Yes, actually, for the part of the book that refers to the Senegalese Djiby, I did a lot of research and I spoke with immigrants from Senegal, Morocco, I also did research in the newspapers. Unfortunately, I must say that exactly that the part about Djiby is a true story. Only the person Djiby does not exist. It is a combination of different stories and events placed in a fictional character, but the story is true. Also, after the publication of the book, I had the opportunity to make a documentary for a Dutch television about migration and we made a series. Then I spoke about many problems, about the situation that I still follow. I think it’s the most important geopolitical development of the moment. The future of Europe as a continent depends on whether or not we will find a solution or a way of dealing with this issue. This is a problem for all of Europe, not just a single country to solve the problem. There should be a pan-European approach to this problem.

Transsexuals are portrayed through interesting and true events. You wrote “Migrants vs. an already semi-destroyed state system, sex and mambo italiano”. Does all this contribute to once more confirm the fact that “La Superba” is a kaleidoscope of tragicomic modernity. Was that your writing goal?

I am not sure. When I start writing, the process is for the larger part very intuitive, I don’t make a plan and I don’t have a writing goal. A masterpiece, or something else, I am just trying to find ways to tell a story. And then I’m always interested in writing in a way that I don’t impose my own opinion. Actually, the book does not provide answers, but rather opens up some good questions. When I began to write “La Superba” I realized that the best way to do it is to tell stories about migration, also contrasting stories. There are many characters in the book that are driven by the dream for a better life and all are getting lost in their own imagination in their own way. I just juxtapose the stories and I don’t impose my opinion. I left the reader to create his own opinion. I think it is what  literature can do, to show things, and to tell stories and perhaps change the point of view of the reader and make him think. If I want to express my opinion, I have different ways: Every now and then I write for newspapers, in columns … there I express my own opinion. It can be very relaxing, according to me. But it is interesting that the novels, ther you can show the complexity. Perhaps the reader of “La Superba” will realize that the result in the end is much more complex than he, or she thought or assumed before reading the book. I think that is a good thing.
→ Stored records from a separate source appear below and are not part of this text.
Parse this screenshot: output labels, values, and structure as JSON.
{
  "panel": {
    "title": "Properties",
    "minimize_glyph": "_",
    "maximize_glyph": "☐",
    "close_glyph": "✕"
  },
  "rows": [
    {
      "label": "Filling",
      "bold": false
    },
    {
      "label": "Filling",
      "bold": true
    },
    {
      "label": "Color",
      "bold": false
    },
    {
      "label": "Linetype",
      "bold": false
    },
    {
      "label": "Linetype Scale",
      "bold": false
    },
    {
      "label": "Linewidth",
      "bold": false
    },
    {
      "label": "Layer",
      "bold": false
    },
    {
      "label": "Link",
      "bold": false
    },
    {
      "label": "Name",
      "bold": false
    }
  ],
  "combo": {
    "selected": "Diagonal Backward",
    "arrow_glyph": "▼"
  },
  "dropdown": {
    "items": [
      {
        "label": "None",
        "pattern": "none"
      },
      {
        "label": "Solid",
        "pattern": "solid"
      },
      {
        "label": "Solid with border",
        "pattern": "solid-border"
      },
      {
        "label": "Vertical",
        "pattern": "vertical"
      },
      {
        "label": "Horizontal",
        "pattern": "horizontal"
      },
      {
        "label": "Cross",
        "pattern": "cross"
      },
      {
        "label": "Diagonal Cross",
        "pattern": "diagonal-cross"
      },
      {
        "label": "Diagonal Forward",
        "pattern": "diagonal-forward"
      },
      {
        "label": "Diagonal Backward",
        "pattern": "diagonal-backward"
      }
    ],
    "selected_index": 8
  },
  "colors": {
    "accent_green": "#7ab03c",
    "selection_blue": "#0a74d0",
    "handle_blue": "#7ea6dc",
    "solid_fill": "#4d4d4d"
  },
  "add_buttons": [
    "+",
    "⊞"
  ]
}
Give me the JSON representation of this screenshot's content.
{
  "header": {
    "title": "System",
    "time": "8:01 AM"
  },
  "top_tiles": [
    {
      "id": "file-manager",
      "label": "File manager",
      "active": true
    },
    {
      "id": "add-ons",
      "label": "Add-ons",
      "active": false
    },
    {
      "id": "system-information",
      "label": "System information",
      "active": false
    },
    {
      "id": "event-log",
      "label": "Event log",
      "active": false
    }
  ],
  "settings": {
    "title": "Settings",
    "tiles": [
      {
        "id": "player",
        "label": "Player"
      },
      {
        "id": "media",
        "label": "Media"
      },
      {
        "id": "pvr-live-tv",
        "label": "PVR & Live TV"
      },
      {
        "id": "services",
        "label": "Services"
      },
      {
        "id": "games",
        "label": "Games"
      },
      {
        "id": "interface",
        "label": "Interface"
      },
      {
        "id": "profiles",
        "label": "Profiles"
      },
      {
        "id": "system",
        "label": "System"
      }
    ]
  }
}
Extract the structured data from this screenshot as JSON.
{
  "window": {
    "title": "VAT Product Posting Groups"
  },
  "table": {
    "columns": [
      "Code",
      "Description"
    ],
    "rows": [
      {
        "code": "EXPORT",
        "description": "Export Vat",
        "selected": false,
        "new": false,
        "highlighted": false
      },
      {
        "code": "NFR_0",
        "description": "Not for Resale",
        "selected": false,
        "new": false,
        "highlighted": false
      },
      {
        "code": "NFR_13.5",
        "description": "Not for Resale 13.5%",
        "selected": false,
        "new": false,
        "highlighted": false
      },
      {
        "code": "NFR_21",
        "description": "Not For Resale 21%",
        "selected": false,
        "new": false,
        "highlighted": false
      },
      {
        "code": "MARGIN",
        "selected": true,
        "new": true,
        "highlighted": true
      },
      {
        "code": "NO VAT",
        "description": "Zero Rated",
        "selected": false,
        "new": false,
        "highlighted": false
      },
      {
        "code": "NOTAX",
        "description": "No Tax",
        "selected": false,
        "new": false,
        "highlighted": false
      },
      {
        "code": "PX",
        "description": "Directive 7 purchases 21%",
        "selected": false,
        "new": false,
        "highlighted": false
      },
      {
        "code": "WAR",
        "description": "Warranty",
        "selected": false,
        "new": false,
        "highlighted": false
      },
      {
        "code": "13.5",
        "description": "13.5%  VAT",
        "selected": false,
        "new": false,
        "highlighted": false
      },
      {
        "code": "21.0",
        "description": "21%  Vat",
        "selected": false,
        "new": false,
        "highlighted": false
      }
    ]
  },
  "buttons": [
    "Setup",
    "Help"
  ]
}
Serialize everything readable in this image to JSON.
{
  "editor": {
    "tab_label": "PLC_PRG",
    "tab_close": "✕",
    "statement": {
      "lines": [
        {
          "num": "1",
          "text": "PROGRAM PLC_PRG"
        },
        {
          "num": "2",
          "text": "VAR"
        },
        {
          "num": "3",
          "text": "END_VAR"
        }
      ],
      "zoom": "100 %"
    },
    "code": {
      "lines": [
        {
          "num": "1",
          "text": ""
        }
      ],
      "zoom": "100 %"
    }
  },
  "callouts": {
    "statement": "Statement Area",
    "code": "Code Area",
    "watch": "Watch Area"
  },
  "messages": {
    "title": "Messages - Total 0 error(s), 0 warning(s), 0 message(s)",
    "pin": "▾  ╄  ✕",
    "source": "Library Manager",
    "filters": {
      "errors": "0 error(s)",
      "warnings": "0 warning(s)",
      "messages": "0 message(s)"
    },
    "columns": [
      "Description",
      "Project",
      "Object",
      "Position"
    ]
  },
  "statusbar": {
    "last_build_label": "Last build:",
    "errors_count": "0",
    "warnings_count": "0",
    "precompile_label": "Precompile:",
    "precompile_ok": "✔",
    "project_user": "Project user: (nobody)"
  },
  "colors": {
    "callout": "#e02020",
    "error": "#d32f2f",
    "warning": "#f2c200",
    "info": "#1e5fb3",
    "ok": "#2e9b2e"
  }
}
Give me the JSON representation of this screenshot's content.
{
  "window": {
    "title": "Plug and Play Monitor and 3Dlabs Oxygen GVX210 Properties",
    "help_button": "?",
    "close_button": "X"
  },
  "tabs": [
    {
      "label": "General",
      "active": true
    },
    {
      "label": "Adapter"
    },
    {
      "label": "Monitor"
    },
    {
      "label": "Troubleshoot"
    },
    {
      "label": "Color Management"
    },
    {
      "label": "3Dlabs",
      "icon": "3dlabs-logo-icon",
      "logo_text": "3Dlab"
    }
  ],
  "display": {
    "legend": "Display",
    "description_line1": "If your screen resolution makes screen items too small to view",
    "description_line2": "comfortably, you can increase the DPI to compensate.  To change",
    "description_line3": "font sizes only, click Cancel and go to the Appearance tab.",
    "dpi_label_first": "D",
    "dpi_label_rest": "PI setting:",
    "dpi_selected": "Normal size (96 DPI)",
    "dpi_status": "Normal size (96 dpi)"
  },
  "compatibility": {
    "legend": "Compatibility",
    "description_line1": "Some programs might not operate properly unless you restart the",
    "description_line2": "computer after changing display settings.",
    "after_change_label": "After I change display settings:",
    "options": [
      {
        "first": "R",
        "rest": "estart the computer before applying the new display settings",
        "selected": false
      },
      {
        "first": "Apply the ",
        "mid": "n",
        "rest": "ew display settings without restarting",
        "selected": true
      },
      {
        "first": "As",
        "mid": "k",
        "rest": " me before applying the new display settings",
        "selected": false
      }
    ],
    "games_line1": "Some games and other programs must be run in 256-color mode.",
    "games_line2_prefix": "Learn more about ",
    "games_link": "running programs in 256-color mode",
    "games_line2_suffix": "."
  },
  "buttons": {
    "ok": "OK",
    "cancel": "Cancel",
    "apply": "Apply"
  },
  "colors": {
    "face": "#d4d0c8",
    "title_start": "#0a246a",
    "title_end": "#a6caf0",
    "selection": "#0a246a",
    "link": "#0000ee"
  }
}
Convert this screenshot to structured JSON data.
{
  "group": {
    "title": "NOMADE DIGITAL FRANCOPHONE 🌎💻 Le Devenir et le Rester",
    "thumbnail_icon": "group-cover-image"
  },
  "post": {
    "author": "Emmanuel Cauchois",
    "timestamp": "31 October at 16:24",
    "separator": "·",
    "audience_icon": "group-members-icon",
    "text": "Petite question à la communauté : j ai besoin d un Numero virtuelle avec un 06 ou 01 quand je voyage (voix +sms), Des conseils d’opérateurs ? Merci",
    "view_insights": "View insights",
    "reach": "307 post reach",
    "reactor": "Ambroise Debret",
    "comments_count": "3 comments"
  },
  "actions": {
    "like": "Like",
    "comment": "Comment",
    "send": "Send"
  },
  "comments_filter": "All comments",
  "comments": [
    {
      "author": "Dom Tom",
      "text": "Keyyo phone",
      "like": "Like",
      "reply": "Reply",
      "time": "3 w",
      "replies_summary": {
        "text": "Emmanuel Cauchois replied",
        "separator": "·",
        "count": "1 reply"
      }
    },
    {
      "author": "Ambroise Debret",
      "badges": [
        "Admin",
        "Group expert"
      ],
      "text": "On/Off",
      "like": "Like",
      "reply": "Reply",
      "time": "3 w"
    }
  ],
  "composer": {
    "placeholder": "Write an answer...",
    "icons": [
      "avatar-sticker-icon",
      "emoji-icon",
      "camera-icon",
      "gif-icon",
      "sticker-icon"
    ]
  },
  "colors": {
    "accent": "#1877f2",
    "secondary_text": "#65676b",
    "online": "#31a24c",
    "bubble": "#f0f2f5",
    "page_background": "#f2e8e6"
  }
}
What does creating mean for you? How do you perceive literature?

Creating for me almost feels like a necessity. Always, as a child, I had the need to create something. Draw small little things … As a child I was fascinated by the fact that you can make something first did not exist, and then it exists. Recreating creation, there is magic in that. I am still that little boy who is fascinated by the magic of creating something that did not exist before. And for me, I cannot imagine a life without doing that.

Do you go to book fairs? Do you like meeting with readers, signing books?

Yes, I do it quite often and I like it. Most often because writing is a very lonely profession. You may need a few years to write a novel and you do not have anybody to talk with the whole time. You are isolated in creating and for a change I like to meet with readers and talk with them about the book.

You have been in Skopje for several days? Are you having a good time?

I have been in Skopje for three days and I like it very much. Absolutely everything I write is related to fantasy and reality, facts and fiction, the truth and the lie, and I think it’s very difficult today to draw a line between these categories. And Skopje as a city is very much like that. It looks like a city I could have invented in a novel.

Will you write a novel about Skopje in the future?

Maybe. The city is inspiring and you never know what might inspire you in the future. I am staying until Sunday and I have time to think.